• _Exercise_
For the data below, report how many lines include the word "Configuration", and write nothing else.

• _Recorded data_
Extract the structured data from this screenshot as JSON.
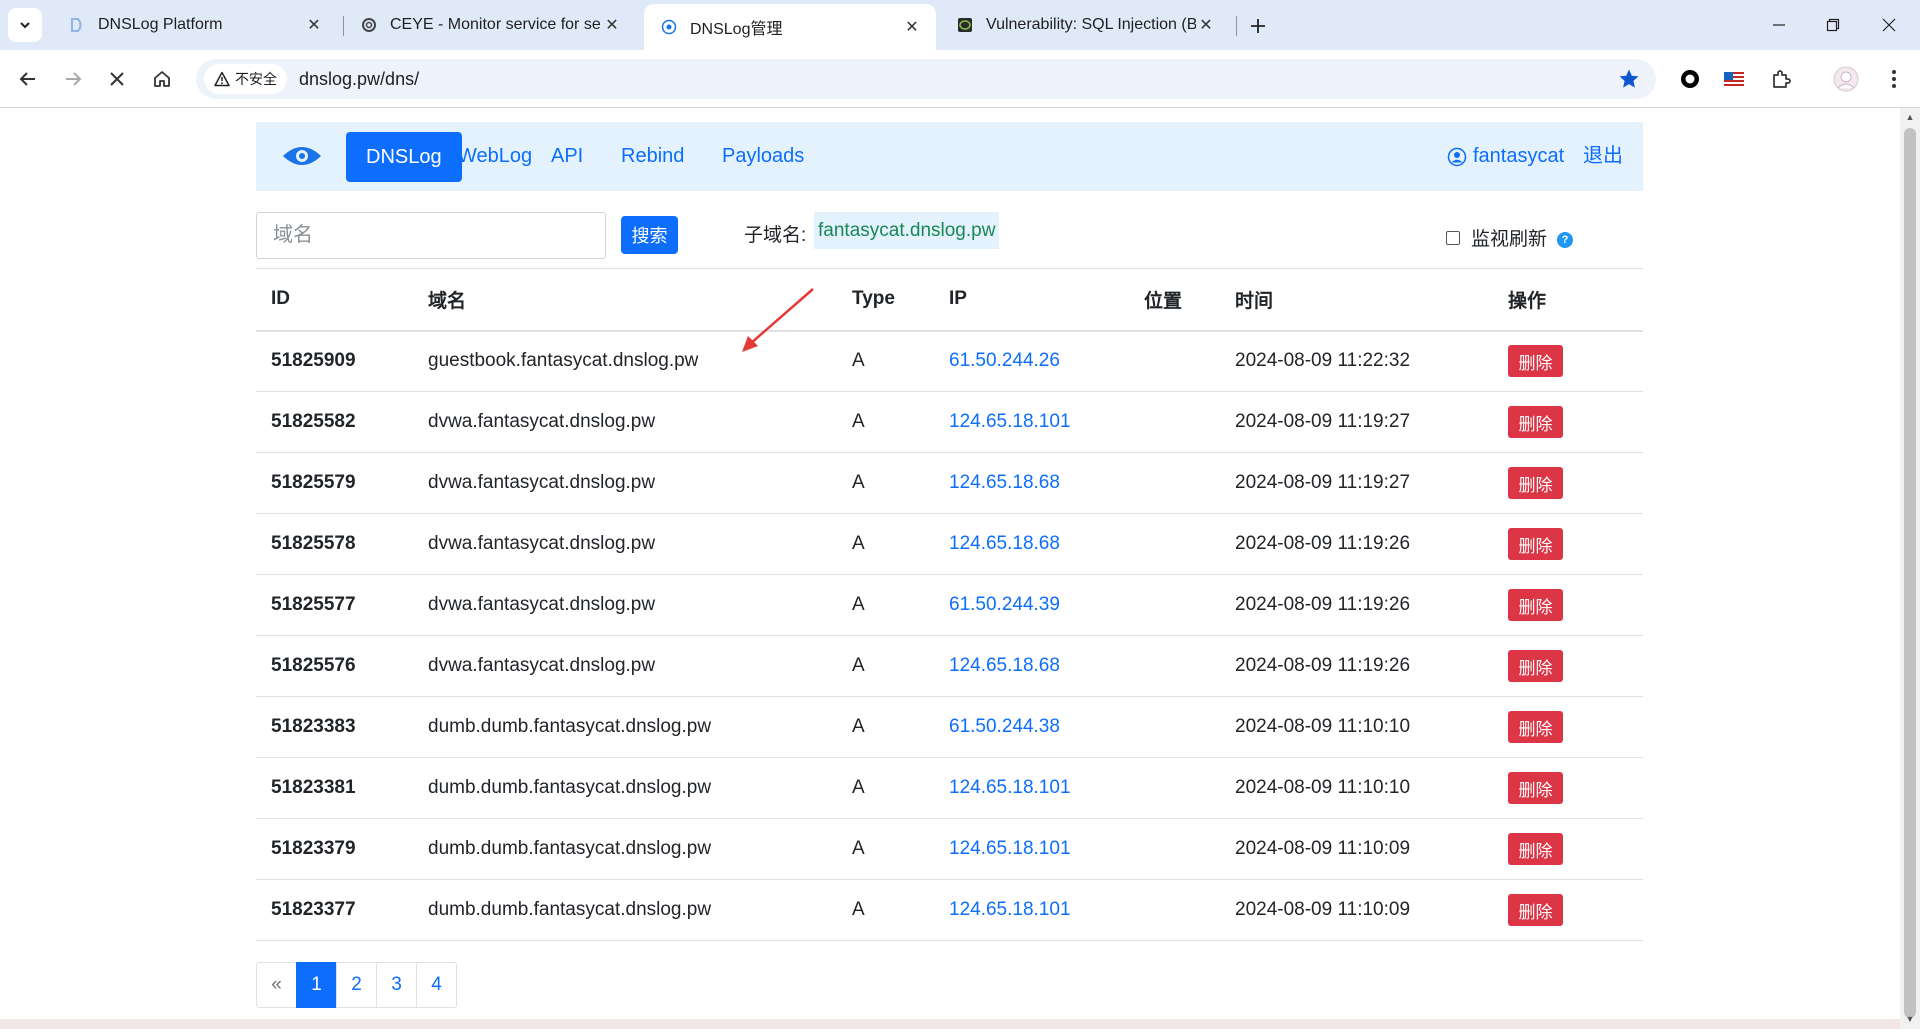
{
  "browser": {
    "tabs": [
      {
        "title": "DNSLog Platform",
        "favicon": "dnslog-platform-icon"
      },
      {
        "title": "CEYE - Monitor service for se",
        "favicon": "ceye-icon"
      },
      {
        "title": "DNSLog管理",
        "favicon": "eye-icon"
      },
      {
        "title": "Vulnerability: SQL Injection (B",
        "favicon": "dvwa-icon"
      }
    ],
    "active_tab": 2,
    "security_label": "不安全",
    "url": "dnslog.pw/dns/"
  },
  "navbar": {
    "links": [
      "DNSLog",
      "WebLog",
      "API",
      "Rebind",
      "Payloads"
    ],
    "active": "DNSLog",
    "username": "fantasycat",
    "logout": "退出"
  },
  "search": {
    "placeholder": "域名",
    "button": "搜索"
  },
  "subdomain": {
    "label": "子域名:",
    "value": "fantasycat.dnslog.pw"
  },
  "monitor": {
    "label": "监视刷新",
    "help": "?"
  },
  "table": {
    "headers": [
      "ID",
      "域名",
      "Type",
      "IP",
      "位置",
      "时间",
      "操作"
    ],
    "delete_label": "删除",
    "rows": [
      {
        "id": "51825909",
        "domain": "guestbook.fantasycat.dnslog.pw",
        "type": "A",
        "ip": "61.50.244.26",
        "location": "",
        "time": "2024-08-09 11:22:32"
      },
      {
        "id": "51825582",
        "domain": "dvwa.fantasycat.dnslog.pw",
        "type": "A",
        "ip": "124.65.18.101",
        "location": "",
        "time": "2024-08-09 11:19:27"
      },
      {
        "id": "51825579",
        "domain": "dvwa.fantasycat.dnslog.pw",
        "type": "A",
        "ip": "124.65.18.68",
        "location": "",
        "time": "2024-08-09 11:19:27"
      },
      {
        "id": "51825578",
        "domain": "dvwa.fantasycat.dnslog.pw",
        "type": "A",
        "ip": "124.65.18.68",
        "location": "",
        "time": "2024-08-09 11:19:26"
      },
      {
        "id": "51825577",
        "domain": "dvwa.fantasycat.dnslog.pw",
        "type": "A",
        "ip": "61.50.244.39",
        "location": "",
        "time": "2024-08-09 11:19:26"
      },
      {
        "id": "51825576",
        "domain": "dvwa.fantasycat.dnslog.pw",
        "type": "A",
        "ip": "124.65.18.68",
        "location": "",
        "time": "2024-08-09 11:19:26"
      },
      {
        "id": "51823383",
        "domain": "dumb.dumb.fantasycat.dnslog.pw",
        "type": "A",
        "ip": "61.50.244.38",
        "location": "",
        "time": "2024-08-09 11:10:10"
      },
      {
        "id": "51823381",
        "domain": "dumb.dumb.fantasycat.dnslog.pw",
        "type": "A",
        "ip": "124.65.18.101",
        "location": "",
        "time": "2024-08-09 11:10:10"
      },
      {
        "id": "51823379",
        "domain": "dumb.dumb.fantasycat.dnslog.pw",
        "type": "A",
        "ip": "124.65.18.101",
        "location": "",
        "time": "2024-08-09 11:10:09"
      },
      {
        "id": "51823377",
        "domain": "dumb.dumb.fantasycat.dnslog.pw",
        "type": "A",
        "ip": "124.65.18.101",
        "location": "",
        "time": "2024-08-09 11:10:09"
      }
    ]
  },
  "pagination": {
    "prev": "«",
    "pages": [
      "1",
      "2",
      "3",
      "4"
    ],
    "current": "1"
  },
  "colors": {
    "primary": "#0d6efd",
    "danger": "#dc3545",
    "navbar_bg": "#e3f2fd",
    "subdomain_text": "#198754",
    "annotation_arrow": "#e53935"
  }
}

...

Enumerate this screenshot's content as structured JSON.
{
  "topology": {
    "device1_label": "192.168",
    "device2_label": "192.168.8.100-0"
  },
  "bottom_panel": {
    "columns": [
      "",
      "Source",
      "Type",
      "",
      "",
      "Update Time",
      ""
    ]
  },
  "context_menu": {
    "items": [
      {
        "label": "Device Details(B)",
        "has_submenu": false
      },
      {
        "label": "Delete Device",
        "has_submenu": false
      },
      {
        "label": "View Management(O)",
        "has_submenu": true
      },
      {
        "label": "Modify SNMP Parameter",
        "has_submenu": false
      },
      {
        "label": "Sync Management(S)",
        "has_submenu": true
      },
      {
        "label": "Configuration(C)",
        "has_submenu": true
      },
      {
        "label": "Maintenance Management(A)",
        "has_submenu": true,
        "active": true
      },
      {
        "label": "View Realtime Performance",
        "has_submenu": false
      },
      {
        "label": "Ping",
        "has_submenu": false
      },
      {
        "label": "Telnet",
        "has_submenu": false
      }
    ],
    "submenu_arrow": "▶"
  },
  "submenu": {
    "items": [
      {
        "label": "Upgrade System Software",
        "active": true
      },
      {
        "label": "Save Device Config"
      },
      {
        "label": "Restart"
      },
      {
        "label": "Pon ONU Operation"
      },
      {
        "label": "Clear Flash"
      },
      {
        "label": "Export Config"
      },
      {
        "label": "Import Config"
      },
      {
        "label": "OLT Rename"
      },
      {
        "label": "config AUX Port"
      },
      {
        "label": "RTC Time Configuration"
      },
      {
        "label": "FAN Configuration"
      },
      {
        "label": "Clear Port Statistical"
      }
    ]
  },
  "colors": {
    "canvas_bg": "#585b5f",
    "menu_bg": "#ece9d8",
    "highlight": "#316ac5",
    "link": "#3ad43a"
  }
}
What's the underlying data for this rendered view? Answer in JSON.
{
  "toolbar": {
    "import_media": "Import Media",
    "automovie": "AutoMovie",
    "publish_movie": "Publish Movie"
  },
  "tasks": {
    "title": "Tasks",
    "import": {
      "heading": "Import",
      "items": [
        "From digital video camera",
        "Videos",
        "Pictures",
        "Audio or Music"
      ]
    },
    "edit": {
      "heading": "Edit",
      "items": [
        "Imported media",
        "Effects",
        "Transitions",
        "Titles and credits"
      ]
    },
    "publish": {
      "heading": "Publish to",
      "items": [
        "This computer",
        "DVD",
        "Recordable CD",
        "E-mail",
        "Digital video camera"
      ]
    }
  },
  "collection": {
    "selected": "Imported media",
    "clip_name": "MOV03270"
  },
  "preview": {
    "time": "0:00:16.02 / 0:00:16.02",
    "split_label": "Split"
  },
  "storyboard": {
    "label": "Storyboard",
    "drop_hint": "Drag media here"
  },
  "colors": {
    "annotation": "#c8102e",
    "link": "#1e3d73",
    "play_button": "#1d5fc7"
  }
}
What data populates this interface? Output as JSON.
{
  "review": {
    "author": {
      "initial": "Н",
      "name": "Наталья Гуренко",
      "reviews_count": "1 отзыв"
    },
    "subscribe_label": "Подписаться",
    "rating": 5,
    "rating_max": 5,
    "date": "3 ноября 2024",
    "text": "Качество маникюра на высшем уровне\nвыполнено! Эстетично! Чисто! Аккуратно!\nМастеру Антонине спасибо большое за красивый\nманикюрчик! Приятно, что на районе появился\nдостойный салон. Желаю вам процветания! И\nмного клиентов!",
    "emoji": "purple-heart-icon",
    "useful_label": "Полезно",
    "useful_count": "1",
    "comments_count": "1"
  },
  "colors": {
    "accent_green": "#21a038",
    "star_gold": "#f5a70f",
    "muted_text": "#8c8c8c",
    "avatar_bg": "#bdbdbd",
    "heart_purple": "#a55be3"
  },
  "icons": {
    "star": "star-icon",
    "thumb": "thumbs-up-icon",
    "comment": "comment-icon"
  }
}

• _Task result_
3